▶ _Extracted data_:
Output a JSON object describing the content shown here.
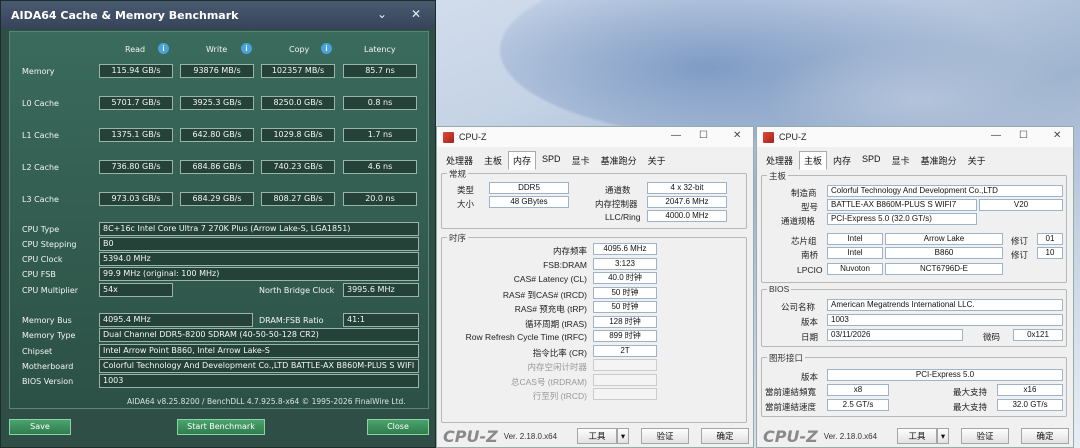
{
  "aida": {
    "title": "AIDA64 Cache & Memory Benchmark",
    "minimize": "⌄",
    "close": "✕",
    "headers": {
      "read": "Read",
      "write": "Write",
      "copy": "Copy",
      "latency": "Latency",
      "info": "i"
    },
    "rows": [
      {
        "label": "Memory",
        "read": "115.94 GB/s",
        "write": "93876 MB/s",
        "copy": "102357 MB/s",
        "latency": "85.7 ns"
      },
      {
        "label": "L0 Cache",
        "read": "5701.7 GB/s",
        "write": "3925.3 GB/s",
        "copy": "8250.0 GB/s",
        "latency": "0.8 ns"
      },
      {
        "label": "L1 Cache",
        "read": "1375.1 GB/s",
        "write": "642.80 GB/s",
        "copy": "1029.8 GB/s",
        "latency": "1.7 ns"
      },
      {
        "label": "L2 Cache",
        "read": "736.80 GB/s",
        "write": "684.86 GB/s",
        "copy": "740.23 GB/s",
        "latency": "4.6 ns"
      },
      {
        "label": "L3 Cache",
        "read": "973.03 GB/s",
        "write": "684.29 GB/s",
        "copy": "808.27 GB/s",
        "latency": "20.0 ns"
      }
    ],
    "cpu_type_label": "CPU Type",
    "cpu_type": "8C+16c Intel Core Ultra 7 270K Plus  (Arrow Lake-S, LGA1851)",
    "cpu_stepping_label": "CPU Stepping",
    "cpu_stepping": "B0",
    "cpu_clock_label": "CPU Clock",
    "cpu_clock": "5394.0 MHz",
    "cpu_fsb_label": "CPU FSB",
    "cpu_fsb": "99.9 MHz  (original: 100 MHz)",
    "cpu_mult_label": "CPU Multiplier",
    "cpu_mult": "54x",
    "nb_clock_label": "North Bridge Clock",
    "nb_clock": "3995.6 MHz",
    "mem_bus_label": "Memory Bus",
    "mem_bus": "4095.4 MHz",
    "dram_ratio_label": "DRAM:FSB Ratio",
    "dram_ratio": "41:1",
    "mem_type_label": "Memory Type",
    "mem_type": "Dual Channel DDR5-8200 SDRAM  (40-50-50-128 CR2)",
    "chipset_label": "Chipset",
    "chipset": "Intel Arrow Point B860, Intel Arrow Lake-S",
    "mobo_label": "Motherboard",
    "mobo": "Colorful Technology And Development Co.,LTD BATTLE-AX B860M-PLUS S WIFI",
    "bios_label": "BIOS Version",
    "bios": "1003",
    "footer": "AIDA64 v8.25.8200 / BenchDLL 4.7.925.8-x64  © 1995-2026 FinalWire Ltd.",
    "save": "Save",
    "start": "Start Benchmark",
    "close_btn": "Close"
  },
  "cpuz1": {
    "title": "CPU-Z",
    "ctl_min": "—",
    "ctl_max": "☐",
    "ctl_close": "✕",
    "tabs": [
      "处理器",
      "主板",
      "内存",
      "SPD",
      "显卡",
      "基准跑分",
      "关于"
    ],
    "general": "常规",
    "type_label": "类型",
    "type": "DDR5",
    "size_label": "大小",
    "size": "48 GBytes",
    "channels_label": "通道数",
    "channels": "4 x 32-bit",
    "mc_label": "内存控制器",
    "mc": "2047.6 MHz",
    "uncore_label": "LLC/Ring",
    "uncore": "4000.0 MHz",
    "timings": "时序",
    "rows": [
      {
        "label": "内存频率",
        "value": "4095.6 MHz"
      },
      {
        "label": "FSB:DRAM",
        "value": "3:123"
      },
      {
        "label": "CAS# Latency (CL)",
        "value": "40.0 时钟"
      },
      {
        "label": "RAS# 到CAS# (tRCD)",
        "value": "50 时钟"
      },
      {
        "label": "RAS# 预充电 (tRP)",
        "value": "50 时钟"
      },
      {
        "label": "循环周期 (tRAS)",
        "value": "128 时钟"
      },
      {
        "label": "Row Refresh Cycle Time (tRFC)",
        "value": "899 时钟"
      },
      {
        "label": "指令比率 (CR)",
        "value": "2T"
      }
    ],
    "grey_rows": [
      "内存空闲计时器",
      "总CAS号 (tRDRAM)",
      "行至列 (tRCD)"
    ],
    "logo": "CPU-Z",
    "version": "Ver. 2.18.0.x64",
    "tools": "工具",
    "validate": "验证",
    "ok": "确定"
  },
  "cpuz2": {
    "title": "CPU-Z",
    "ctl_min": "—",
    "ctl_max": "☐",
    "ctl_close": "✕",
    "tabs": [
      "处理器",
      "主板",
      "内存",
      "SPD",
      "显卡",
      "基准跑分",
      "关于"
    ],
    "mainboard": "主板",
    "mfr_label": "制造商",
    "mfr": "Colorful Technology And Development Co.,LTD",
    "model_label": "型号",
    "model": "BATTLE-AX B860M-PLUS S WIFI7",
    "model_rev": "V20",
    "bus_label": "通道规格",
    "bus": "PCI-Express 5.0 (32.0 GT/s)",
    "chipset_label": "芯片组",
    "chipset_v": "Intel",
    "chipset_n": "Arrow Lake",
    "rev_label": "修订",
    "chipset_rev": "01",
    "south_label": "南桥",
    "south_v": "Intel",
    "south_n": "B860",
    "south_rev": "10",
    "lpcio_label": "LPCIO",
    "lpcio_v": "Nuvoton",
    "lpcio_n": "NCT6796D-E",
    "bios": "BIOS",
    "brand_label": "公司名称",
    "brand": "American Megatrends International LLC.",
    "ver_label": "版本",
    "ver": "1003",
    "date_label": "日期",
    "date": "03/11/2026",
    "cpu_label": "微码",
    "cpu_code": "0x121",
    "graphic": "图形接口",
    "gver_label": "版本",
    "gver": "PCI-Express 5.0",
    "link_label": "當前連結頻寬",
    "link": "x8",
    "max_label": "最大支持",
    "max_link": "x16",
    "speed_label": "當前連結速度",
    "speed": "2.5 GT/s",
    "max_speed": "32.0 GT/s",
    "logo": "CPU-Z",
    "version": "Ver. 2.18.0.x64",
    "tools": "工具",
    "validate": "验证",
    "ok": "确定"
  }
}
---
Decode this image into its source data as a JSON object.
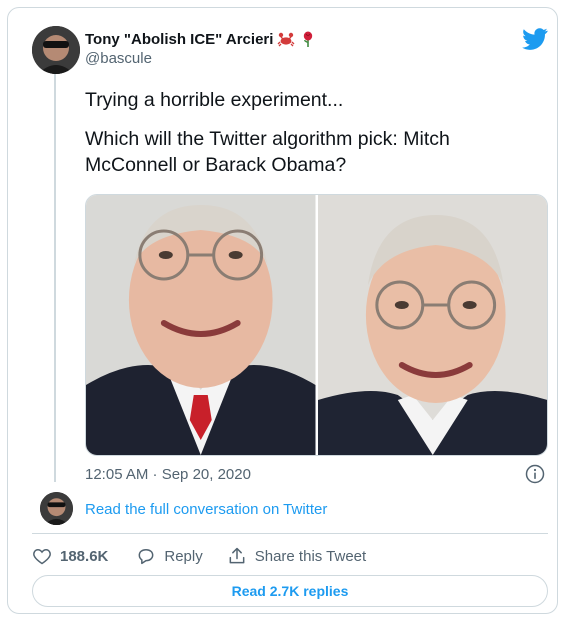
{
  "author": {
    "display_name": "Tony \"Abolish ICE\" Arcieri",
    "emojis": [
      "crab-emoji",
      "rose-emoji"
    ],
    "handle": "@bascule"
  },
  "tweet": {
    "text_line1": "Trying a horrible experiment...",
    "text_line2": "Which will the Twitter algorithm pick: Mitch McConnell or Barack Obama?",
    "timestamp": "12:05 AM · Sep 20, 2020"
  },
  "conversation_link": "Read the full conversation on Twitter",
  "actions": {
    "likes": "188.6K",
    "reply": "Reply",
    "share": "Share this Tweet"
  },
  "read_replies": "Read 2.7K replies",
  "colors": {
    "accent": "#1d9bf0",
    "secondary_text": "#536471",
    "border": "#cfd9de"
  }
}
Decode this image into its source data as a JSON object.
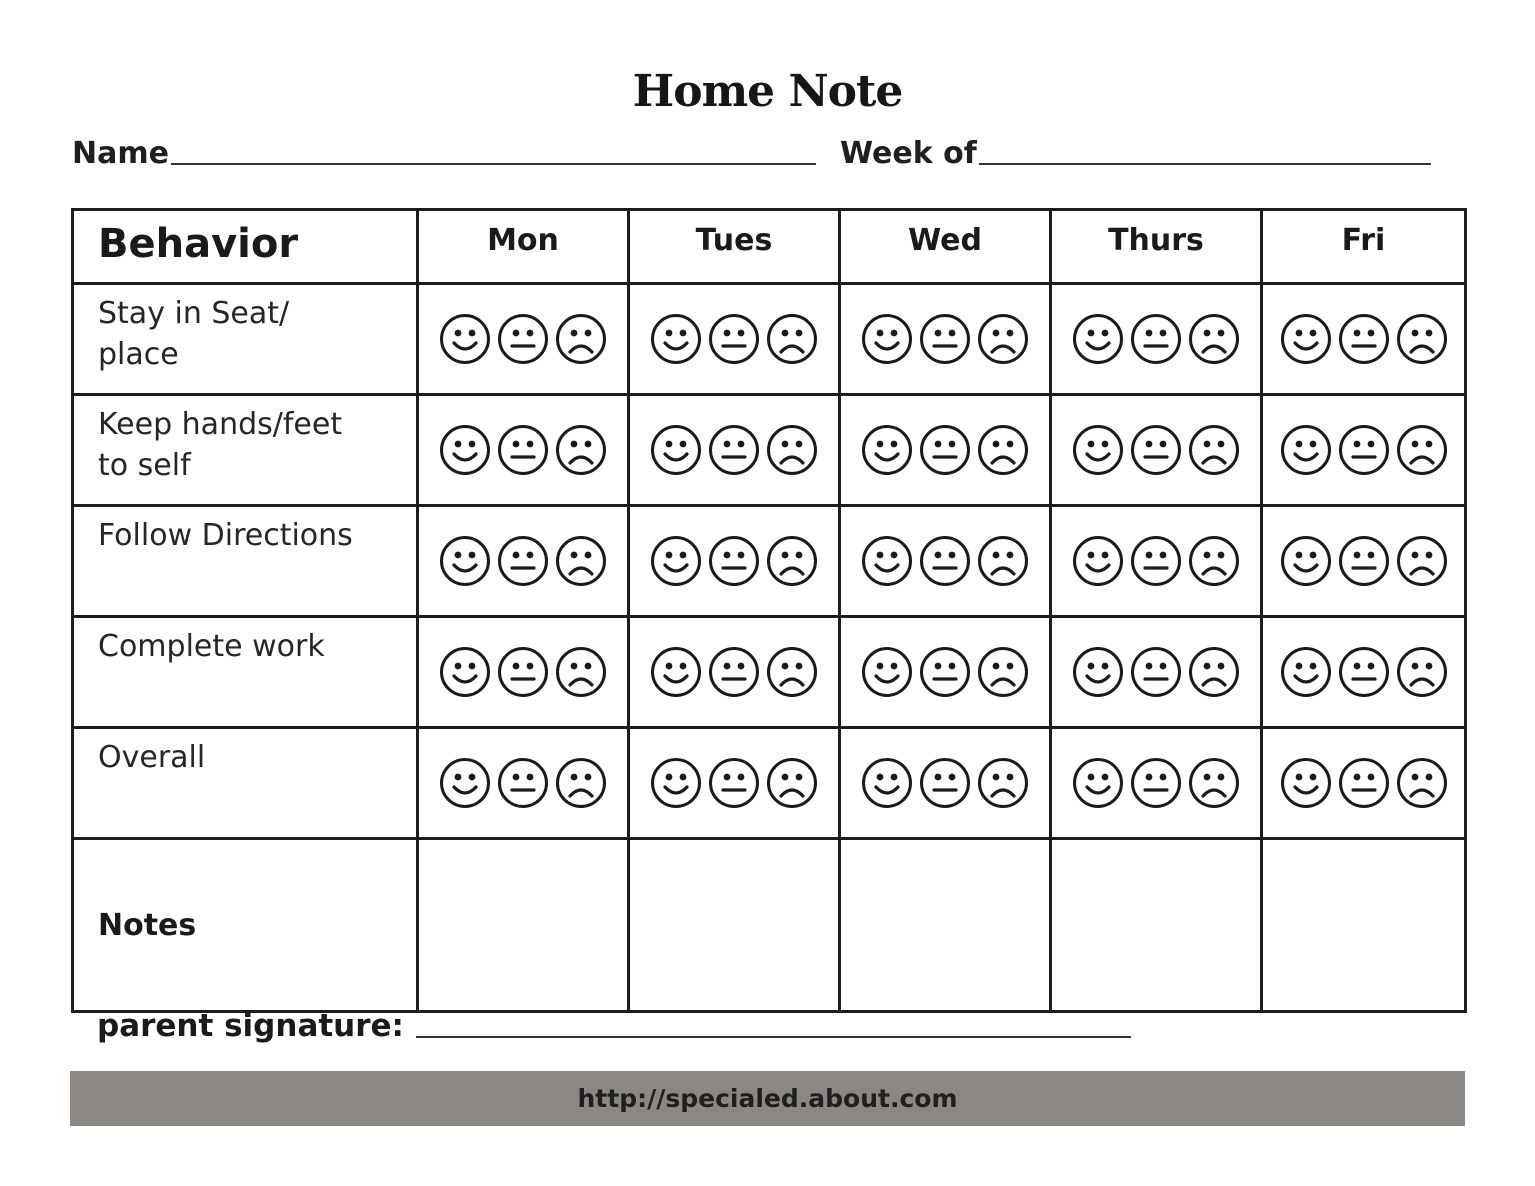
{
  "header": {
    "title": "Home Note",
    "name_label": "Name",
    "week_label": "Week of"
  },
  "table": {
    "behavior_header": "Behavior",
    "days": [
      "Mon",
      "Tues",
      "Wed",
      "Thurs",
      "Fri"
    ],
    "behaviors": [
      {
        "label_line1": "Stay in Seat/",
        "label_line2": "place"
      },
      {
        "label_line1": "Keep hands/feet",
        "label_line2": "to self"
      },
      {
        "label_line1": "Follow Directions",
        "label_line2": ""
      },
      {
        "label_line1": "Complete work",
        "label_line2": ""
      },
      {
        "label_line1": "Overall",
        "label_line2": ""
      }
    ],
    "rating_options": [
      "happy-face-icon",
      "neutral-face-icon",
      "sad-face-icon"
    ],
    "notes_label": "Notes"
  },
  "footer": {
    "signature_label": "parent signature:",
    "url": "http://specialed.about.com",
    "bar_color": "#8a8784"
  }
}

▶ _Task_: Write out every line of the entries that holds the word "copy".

▶ _Expected output_:
      "copy": "Copy",
        "copy": "102357 MB/s",
        "copy": "8250.0 GB/s",
        "copy": "1029.8 GB/s",
        "copy": "740.23 GB/s",
        "copy": "808.27 GB/s",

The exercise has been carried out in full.